João José Tinoco (1924-1983) is notable for large-scale building programs, such as the Tuberculosis Hospital, at Machava (in the vicinity of Maputo) in collaboration with architect Alberto Soeiro; and the present day Ministry of Agriculture of Mozambique, on a large square at the entrance to the city (partially destroyed by fire). Around the Mozambican capital, Tinoco also designed private works: some of an industrial character (the Clock Factory A Reguladora de Moçambique, with an interesting modulation into distinct bodies, of a regular triangular profile; the Commercial Emporium of Mozambique (Entreposto), with António Veloso, of 1970); others for banking purposes (the agency of the former Bank Nacional Ultramarino, at the quarter of Maxaquene, with a remarkable ceramic piece by António Quadros on the façade under the roofed gallery; the Bank of Crédito Comercial e Industrial – BCCI, a tower of a characteristic vertical silhouette, of 1972, only concluded several decades later, as the Bank Comercial de Moçambique was) – and other recreational buildings (such as the cluster of Cinema Dicca and Estúdio 222 in downtown, dating from 1967). Monuments and Statuary There are several commemorative works worthy of note, included in the urban context.

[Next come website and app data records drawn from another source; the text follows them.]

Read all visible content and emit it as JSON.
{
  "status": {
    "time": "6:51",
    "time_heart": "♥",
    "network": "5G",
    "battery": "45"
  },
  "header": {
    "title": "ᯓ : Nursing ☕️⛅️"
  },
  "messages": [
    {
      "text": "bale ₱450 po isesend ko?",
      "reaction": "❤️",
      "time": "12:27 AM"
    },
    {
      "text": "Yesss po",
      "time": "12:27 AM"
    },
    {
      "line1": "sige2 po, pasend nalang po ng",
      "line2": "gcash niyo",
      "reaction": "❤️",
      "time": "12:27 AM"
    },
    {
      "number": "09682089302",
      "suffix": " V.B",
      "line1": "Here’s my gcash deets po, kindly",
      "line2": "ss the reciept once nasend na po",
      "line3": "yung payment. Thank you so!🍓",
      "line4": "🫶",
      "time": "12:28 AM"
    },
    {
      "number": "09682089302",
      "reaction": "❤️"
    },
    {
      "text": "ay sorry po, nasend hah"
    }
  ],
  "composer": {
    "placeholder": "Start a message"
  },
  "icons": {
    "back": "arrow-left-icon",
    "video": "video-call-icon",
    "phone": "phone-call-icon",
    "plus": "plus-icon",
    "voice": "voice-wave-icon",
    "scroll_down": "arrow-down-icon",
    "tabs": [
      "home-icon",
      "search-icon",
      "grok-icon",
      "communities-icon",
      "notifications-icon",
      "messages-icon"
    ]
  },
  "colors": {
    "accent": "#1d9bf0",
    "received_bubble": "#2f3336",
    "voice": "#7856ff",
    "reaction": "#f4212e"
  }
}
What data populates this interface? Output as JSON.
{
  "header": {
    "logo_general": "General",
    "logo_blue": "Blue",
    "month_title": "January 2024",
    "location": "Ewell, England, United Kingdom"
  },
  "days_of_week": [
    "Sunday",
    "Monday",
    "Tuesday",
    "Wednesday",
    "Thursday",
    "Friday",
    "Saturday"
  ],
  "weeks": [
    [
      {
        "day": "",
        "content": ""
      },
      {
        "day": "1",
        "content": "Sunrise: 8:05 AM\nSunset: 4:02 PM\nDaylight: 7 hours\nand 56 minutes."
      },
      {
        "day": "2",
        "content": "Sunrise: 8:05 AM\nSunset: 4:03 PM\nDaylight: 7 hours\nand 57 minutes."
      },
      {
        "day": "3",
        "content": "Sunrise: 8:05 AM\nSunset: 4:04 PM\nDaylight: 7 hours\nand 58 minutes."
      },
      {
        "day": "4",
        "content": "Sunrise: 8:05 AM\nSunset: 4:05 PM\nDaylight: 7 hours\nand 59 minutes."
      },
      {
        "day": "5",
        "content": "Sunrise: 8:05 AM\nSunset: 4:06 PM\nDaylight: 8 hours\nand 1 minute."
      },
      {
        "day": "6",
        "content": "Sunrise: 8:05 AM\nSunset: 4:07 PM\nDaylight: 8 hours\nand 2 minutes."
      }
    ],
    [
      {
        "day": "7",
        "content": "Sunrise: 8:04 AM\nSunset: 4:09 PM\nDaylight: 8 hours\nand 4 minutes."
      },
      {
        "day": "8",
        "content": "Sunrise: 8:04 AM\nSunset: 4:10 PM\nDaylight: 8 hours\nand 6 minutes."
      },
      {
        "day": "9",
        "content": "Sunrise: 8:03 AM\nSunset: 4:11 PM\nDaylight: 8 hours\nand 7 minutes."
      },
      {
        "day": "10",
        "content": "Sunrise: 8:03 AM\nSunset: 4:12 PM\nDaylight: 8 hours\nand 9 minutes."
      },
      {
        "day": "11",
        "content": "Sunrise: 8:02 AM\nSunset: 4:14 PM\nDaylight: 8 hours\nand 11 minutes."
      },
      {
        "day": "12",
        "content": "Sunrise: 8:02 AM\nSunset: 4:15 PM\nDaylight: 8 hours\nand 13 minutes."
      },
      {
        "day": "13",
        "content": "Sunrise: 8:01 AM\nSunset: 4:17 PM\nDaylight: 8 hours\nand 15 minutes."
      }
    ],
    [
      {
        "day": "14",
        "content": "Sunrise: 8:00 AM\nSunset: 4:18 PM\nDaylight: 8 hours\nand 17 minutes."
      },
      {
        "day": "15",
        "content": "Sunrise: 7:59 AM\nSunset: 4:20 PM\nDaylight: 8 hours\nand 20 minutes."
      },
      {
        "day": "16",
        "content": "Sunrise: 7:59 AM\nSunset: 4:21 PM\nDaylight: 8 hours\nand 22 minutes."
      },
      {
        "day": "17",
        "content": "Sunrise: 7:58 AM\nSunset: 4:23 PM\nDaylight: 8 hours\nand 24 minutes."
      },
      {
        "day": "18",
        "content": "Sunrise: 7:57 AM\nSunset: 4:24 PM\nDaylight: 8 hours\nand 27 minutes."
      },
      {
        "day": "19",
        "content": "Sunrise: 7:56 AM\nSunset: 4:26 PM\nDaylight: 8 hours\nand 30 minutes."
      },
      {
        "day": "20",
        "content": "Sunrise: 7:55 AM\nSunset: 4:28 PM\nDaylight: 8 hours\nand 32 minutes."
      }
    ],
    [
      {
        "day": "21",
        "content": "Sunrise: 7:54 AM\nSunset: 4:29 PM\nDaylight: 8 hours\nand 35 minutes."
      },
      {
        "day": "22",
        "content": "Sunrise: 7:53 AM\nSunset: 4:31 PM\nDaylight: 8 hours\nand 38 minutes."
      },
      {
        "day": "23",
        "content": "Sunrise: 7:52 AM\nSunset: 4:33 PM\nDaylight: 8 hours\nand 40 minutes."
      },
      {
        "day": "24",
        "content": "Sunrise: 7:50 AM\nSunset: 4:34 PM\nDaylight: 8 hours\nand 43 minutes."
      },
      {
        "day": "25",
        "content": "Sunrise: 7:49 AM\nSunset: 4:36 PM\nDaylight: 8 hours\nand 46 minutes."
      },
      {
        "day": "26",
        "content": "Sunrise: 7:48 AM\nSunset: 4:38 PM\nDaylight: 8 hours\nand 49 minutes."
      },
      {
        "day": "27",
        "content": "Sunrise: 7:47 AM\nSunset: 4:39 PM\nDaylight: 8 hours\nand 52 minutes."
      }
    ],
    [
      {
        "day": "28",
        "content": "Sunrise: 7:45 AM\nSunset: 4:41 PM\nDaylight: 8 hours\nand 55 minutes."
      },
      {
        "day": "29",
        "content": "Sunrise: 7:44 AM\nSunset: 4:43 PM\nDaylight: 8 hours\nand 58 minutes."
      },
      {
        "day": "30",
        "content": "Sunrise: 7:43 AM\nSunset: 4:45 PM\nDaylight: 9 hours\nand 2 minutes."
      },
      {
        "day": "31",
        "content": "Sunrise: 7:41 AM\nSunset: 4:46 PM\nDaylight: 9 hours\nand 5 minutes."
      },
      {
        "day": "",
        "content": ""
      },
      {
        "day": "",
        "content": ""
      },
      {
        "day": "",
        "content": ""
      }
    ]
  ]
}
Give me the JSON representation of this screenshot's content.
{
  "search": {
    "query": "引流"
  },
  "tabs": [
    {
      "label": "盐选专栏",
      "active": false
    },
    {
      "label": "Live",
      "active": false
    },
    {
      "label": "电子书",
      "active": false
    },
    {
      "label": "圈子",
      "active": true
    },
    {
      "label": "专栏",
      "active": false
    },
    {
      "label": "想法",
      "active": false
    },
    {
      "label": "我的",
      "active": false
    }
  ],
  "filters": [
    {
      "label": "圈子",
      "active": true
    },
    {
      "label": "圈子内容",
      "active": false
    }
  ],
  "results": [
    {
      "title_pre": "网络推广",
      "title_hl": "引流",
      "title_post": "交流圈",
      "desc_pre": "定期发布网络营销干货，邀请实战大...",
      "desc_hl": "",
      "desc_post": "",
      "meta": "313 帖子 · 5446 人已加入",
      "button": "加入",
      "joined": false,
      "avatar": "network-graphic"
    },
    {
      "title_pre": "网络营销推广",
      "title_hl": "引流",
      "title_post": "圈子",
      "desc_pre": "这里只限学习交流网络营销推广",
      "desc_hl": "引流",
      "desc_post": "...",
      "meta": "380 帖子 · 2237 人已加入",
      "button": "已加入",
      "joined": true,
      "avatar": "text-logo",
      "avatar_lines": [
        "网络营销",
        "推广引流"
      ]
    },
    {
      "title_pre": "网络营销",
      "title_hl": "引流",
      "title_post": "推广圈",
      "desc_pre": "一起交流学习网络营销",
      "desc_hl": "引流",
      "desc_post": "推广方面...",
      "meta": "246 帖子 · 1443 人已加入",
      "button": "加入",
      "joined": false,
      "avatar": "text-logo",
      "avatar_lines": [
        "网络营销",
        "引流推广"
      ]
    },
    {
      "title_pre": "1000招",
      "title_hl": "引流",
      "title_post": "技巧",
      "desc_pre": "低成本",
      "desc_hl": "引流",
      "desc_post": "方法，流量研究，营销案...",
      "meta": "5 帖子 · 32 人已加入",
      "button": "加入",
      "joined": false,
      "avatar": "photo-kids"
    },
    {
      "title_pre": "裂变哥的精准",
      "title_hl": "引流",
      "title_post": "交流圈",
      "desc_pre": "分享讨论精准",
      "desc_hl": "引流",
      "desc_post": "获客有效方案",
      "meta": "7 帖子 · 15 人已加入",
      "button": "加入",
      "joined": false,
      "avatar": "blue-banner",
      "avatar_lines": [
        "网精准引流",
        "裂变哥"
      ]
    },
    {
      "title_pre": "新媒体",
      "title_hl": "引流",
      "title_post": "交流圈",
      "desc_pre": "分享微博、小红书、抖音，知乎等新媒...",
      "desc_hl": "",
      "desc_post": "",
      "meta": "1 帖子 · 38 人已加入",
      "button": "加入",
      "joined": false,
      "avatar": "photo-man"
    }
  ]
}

The marker/monument, at MacMahon/Trabalhadores Square, opposite the railway station, built by the Comissão dos Padrões da Grande Guerra (Great War Memorial Commission) and commemorating the “Military Effort of Portugal in the War of East Africa”, with the Portuguese inscription ‘To the heroic European and African Soldiers of the Great War.’ It consists of a qualified Art Deco work which is still standing, unlike many other monuments, removed after the independence of 1975. Inaugurated in 1935, it was designed by Rui Gameiro (sculptor) and Veloso Reis Camelo (architect). Unusual among its kind is the monument-ossuary at the Cemetery of Saint Francis Xavier, the “Mansão dos que se Bateram pela Pátria – Terra, Ar e Mar – 1916-1918” (‘Mansion of those who fought for their homeland – on Land, Air and Sea’). The monument to Mouzinho de Albuquerque, in front of the Town Hall, of 1934-1940, in terms of its size, was the most outstanding in the city, with a sculpture by Simões de Almeida and podium by architect António do Couto (it was moved to the fortress at 7 de Março Square). In 1939 a marker by architect Abel Pascoal was inaugurated in front of the Vasco da Gama Garden, commemorative of Carmona presidential visit. It is also worth mentioning works in public buildings, such as: the artworks in the Town Hall (statues at the entrance, by Simões Sobrinho, 1947); those of the Cathedral (by Francisco Franco, António Lino, Simões de Almeida, Leopoldo de Almeida and A. M. Ribeiro, from 1936- 1944); and those of the so-called Radio Palace by António Duarte (bronze panels), José Mergulhão (mural decorations), and Tossan (stained glass windows of the studio-chapel). Finally, the later Monument in praise of Prince Henry the Navigator (a copy of a monument placed in several colonial capitals), celebrating the “Fifth Centenary of the Death of Prince Henry”, located on the square opposite the Natural History Museum, from 1960.
Equipment and Infrastructures